■ **WHAT THE TASK REQUIRES**: Take the data below and filter it for lines containing the word "here"; show each line found.

■ **AVAILABLE DATA**:
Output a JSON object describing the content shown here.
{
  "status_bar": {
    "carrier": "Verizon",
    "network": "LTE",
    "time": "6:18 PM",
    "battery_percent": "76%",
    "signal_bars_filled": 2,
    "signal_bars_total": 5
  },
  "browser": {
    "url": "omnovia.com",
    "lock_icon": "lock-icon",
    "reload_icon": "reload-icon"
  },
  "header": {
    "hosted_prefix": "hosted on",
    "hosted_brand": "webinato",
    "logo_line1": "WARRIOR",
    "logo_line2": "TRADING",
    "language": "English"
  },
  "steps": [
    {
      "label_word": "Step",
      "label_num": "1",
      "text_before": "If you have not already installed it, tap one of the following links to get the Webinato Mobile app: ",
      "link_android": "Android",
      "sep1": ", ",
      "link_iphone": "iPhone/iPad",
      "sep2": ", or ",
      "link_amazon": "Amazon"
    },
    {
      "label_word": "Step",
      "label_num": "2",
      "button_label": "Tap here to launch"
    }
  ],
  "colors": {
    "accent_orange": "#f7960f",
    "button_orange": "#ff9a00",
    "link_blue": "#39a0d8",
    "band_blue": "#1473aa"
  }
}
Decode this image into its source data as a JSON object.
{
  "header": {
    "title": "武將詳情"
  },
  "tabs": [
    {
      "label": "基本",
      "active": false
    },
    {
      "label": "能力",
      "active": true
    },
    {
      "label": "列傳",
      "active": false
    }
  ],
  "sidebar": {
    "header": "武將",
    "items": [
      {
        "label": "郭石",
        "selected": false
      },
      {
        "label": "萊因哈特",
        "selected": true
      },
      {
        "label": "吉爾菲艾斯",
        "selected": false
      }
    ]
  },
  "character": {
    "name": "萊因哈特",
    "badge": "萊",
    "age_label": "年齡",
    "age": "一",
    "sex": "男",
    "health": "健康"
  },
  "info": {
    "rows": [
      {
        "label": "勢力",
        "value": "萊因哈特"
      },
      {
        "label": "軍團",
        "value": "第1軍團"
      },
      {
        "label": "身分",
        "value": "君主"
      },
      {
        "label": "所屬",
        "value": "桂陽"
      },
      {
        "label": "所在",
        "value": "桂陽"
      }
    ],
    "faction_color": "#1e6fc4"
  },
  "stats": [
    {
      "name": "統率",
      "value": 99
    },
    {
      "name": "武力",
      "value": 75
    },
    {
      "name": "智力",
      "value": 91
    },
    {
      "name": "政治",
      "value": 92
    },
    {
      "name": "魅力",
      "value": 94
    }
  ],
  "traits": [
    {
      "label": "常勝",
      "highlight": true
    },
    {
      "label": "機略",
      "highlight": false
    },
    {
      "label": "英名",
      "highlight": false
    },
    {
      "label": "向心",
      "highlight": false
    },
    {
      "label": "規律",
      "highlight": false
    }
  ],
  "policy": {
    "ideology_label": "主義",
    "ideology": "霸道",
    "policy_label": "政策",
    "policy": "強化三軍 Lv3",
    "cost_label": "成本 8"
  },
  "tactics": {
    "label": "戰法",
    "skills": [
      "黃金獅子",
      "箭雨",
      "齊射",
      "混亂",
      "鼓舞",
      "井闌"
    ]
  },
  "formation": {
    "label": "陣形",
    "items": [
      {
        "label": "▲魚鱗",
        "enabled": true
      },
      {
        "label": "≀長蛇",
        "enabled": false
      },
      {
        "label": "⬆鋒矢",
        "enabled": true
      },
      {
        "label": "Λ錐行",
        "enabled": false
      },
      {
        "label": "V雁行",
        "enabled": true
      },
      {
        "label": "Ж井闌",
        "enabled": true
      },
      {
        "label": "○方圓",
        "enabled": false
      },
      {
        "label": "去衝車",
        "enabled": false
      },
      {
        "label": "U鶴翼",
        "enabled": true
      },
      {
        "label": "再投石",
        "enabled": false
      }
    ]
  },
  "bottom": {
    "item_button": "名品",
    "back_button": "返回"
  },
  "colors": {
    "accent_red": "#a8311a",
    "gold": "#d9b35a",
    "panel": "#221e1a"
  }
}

■ **WRITTEN REPLY**:
Output a JSON object describing the content shown here.
      "button_label": "Tap here to launch"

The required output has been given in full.